- **TASK**
Omit the pictures, and output the rest of the entries exactly as written.

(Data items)
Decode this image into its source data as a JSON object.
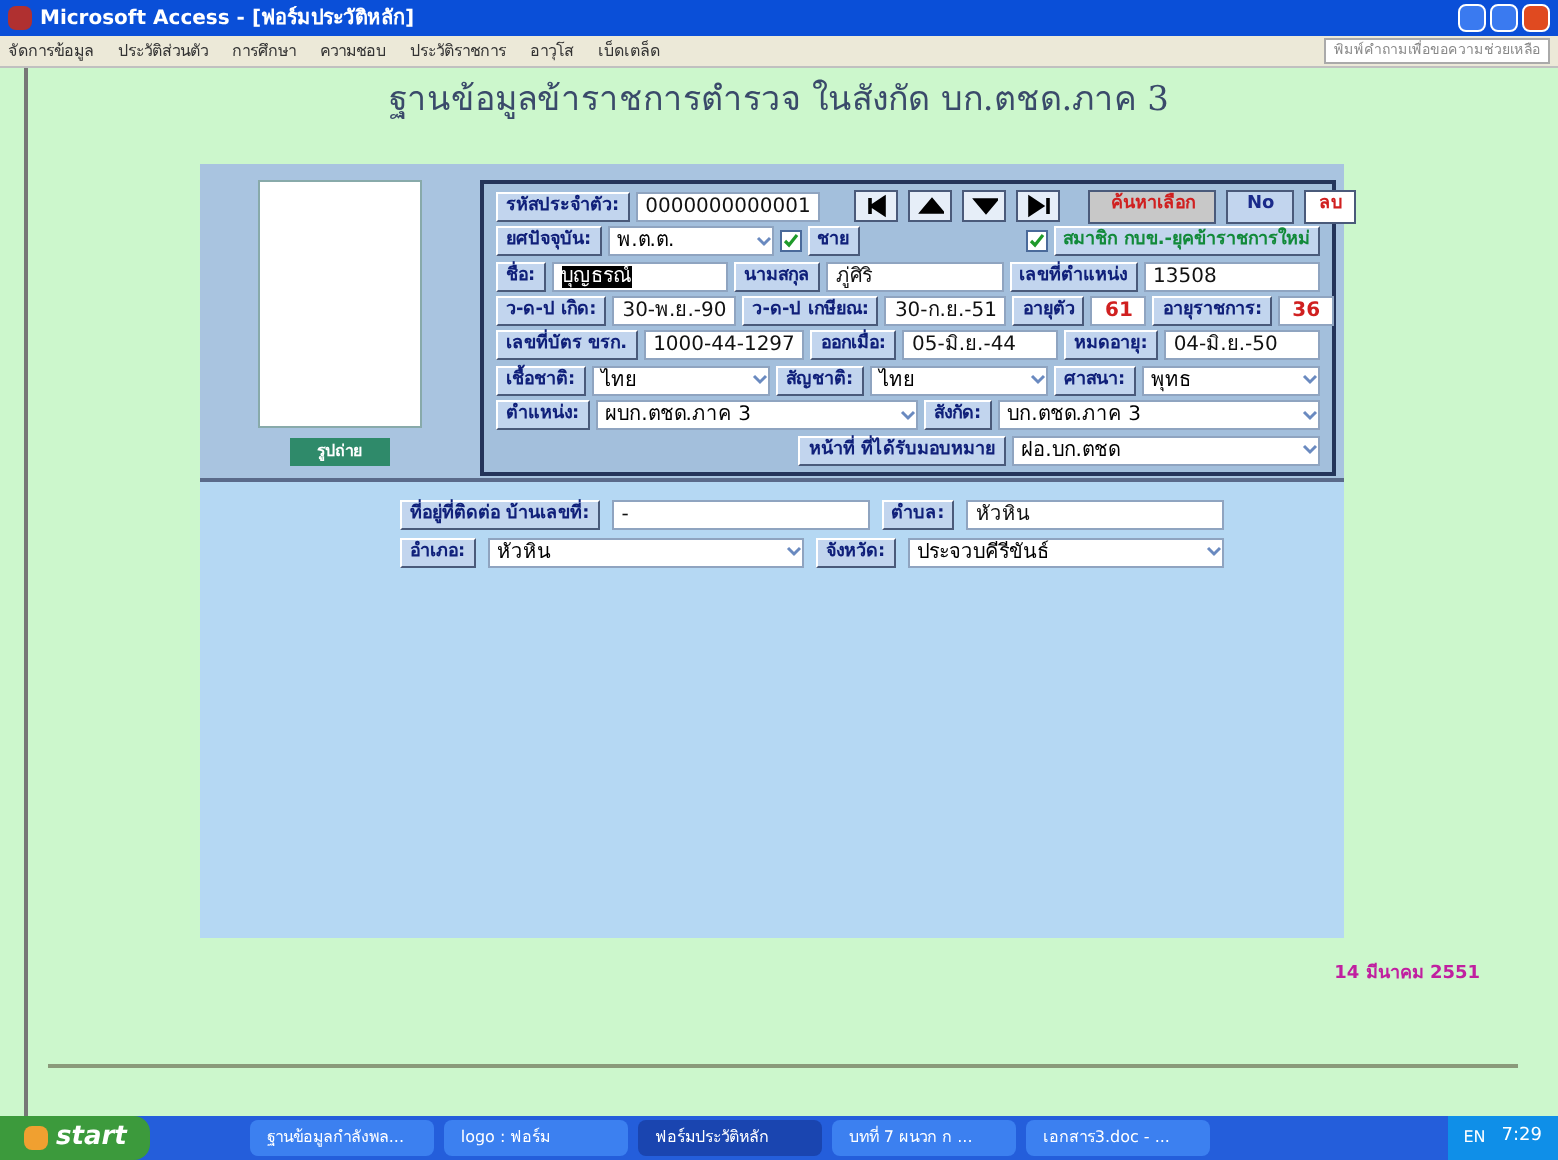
{
  "window": {
    "title": "Microsoft Access - [ฟอร์มประวัติหลัก]"
  },
  "menu": [
    "จัดการข้อมูล",
    "ประวัติส่วนตัว",
    "การศึกษา",
    "ความชอบ",
    "ประวัติราชการ",
    "อาวุโส",
    "เบ็ดเตล็ด"
  ],
  "help_box": {
    "placeholder": "พิมพ์คำถามเพื่อขอความช่วยเหลือ"
  },
  "heading": "ฐานข้อมูลข้าราชการตำรวจ ในสังกัด บก.ตชด.ภาค 3",
  "photo_button": "รูปถ่าย",
  "nav": [
    {
      "kind": "first"
    },
    {
      "kind": "prev"
    },
    {
      "kind": "next"
    },
    {
      "kind": "last"
    }
  ],
  "actions": [
    {
      "label": "ค้นหาเลือก",
      "kind": "search"
    },
    {
      "label": "No",
      "kind": "no"
    },
    {
      "label": "ลบ",
      "kind": "delete"
    }
  ],
  "rows": [
    [
      {
        "kind": "label",
        "text": "รหัสประจำตัว:"
      },
      {
        "kind": "field",
        "text": "0000000000001"
      }
    ],
    [
      {
        "kind": "label",
        "text": "ยศปัจจุบัน:"
      },
      {
        "kind": "combo",
        "text": "พ.ต.ต."
      },
      {
        "kind": "checkbox",
        "checked": true
      },
      {
        "kind": "label",
        "text": "ชาย"
      },
      {
        "kind": "gap"
      },
      {
        "kind": "checkbox",
        "checked": true
      },
      {
        "kind": "option",
        "text": "สมาชิก กบข.-ยุคข้าราชการใหม่"
      }
    ],
    [
      {
        "kind": "label",
        "text": "ชื่อ:"
      },
      {
        "kind": "field",
        "text": "บุญธรณ์",
        "highlighted": true
      },
      {
        "kind": "label",
        "text": "นามสกุล"
      },
      {
        "kind": "field",
        "text": "ภู่ศิริ"
      },
      {
        "kind": "label",
        "text": "เลขที่ตำแหน่ง"
      },
      {
        "kind": "field",
        "text": "13508"
      }
    ],
    [
      {
        "kind": "label",
        "text": "ว-ด-ป เกิด:"
      },
      {
        "kind": "field",
        "text": "30-พ.ย.-90"
      },
      {
        "kind": "label",
        "text": "ว-ด-ป เกษียณ:"
      },
      {
        "kind": "field",
        "text": "30-ก.ย.-51"
      },
      {
        "kind": "label",
        "text": "อายุตัว"
      },
      {
        "kind": "number",
        "text": "61"
      },
      {
        "kind": "label",
        "text": "อายุราชการ:"
      },
      {
        "kind": "number",
        "text": "36"
      }
    ],
    [
      {
        "kind": "label",
        "text": "เลขที่บัตร ขรก."
      },
      {
        "kind": "field",
        "text": "1000-44-1297",
        "highlighted": false
      },
      {
        "kind": "label",
        "text": "ออกเมื่อ:"
      },
      {
        "kind": "field",
        "text": "05-มิ.ย.-44"
      },
      {
        "kind": "label",
        "text": "หมดอายุ:"
      },
      {
        "kind": "field",
        "text": "04-มิ.ย.-50"
      }
    ],
    [
      {
        "kind": "label",
        "text": "เชื้อชาติ:"
      },
      {
        "kind": "combo",
        "text": "ไทย"
      },
      {
        "kind": "label",
        "text": "สัญชาติ:"
      },
      {
        "kind": "combo",
        "text": "ไทย"
      },
      {
        "kind": "label",
        "text": "ศาสนา:"
      },
      {
        "kind": "combo",
        "text": "พุทธ"
      }
    ],
    [
      {
        "kind": "label",
        "text": "ตำแหน่ง:"
      },
      {
        "kind": "combo",
        "text": "ผบก.ตชด.ภาค 3"
      },
      {
        "kind": "label",
        "text": "สังกัด:"
      },
      {
        "kind": "combo",
        "text": "บก.ตชด.ภาค 3"
      }
    ],
    [
      {
        "kind": "gap"
      },
      {
        "kind": "label",
        "text": "หน้าที่ ที่ได้รับมอบหมาย"
      },
      {
        "kind": "combo",
        "text": "ฝอ.บก.ตชด"
      }
    ]
  ],
  "address_rows": [
    [
      {
        "kind": "label",
        "text": "ที่อยู่ที่ติดต่อ บ้านเลขที่:"
      },
      {
        "kind": "field",
        "text": "-"
      },
      {
        "kind": "label",
        "text": "ตำบล:"
      },
      {
        "kind": "field",
        "text": "หัวหิน"
      }
    ],
    [
      {
        "kind": "label",
        "text": "อำเภอ:"
      },
      {
        "kind": "combo",
        "text": "หัวหิน"
      },
      {
        "kind": "label",
        "text": "จังหวัด:"
      },
      {
        "kind": "combo",
        "text": "ประจวบคีรีขันธ์"
      }
    ]
  ],
  "date": "14 มีนาคม 2551",
  "taskbar": {
    "start": "start",
    "tasks": [
      {
        "label": "ฐานข้อมูลกำลังพล...",
        "selected": false
      },
      {
        "label": "logo : ฟอร์ม",
        "selected": false
      },
      {
        "label": "ฟอร์มประวัติหลัก",
        "selected": true
      },
      {
        "label": "บทที่ 7 ผนวก ก ...",
        "selected": false
      },
      {
        "label": "เอกสาร3.doc - ...",
        "selected": false
      }
    ],
    "language": "EN",
    "clock": "7:29"
  }
}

- **RESULT FOR THIS TASK**
Decode this image into its source data as a JSON object.
{
  "window": {
    "title": "Microsoft Access - [ฟอร์มประวัติหลัก]"
  },
  "menu": [
    "จัดการข้อมูล",
    "ประวัติส่วนตัว",
    "การศึกษา",
    "ความชอบ",
    "ประวัติราชการ",
    "อาวุโส",
    "เบ็ดเตล็ด"
  ],
  "help_box": {
    "placeholder": "พิมพ์คำถามเพื่อขอความช่วยเหลือ"
  },
  "heading": "ฐานข้อมูลข้าราชการตำรวจ ในสังกัด บก.ตชด.ภาค 3",
  "photo_button": "รูปถ่าย",
  "nav": [
    {
      "kind": "first"
    },
    {
      "kind": "prev"
    },
    {
      "kind": "next"
    },
    {
      "kind": "last"
    }
  ],
  "actions": [
    {
      "label": "ค้นหาเลือก",
      "kind": "search"
    },
    {
      "label": "No",
      "kind": "no"
    },
    {
      "label": "ลบ",
      "kind": "delete"
    }
  ],
  "rows": [
    [
      {
        "kind": "label",
        "text": "รหัสประจำตัว:"
      },
      {
        "kind": "field",
        "text": "0000000000001"
      }
    ],
    [
      {
        "kind": "label",
        "text": "ยศปัจจุบัน:"
      },
      {
        "kind": "combo",
        "text": "พ.ต.ต."
      },
      {
        "kind": "checkbox",
        "checked": true
      },
      {
        "kind": "label",
        "text": "ชาย"
      },
      {
        "kind": "gap"
      },
      {
        "kind": "checkbox",
        "checked": true
      },
      {
        "kind": "option",
        "text": "สมาชิก กบข.-ยุคข้าราชการใหม่"
      }
    ],
    [
      {
        "kind": "label",
        "text": "ชื่อ:"
      },
      {
        "kind": "field",
        "text": "บุญธรณ์",
        "highlighted": true
      },
      {
        "kind": "label",
        "text": "นามสกุล"
      },
      {
        "kind": "field",
        "text": "ภู่ศิริ"
      },
      {
        "kind": "label",
        "text": "เลขที่ตำแหน่ง"
      },
      {
        "kind": "field",
        "text": "13508"
      }
    ],
    [
      {
        "kind": "label",
        "text": "ว-ด-ป เกิด:"
      },
      {
        "kind": "field",
        "text": "30-พ.ย.-90"
      },
      {
        "kind": "label",
        "text": "ว-ด-ป เกษียณ:"
      },
      {
        "kind": "field",
        "text": "30-ก.ย.-51"
      },
      {
        "kind": "label",
        "text": "อายุตัว"
      },
      {
        "kind": "number",
        "text": "61"
      },
      {
        "kind": "label",
        "text": "อายุราชการ:"
      },
      {
        "kind": "number",
        "text": "36"
      }
    ],
    [
      {
        "kind": "label",
        "text": "เลขที่บัตร ขรก."
      },
      {
        "kind": "field",
        "text": "1000-44-1297",
        "highlighted": false
      },
      {
        "kind": "label",
        "text": "ออกเมื่อ:"
      },
      {
        "kind": "field",
        "text": "05-มิ.ย.-44"
      },
      {
        "kind": "label",
        "text": "หมดอายุ:"
      },
      {
        "kind": "field",
        "text": "04-มิ.ย.-50"
      }
    ],
    [
      {
        "kind": "label",
        "text": "เชื้อชาติ:"
      },
      {
        "kind": "combo",
        "text": "ไทย"
      },
      {
        "kind": "label",
        "text": "สัญชาติ:"
      },
      {
        "kind": "combo",
        "text": "ไทย"
      },
      {
        "kind": "label",
        "text": "ศาสนา:"
      },
      {
        "kind": "combo",
        "text": "พุทธ"
      }
    ],
    [
      {
        "kind": "label",
        "text": "ตำแหน่ง:"
      },
      {
        "kind": "combo",
        "text": "ผบก.ตชด.ภาค 3"
      },
      {
        "kind": "label",
        "text": "สังกัด:"
      },
      {
        "kind": "combo",
        "text": "บก.ตชด.ภาค 3"
      }
    ],
    [
      {
        "kind": "gap"
      },
      {
        "kind": "label",
        "text": "หน้าที่ ที่ได้รับมอบหมาย"
      },
      {
        "kind": "combo",
        "text": "ฝอ.บก.ตชด"
      }
    ]
  ],
  "address_rows": [
    [
      {
        "kind": "label",
        "text": "ที่อยู่ที่ติดต่อ บ้านเลขที่:"
      },
      {
        "kind": "field",
        "text": "-"
      },
      {
        "kind": "label",
        "text": "ตำบล:"
      },
      {
        "kind": "field",
        "text": "หัวหิน"
      }
    ],
    [
      {
        "kind": "label",
        "text": "อำเภอ:"
      },
      {
        "kind": "combo",
        "text": "หัวหิน"
      },
      {
        "kind": "label",
        "text": "จังหวัด:"
      },
      {
        "kind": "combo",
        "text": "ประจวบคีรีขันธ์"
      }
    ]
  ],
  "date": "14 มีนาคม 2551",
  "taskbar": {
    "start": "start",
    "tasks": [
      {
        "label": "ฐานข้อมูลกำลังพล...",
        "selected": false
      },
      {
        "label": "logo : ฟอร์ม",
        "selected": false
      },
      {
        "label": "ฟอร์มประวัติหลัก",
        "selected": true
      },
      {
        "label": "บทที่ 7 ผนวก ก ...",
        "selected": false
      },
      {
        "label": "เอกสาร3.doc - ...",
        "selected": false
      }
    ],
    "language": "EN",
    "clock": "7:29"
  }
}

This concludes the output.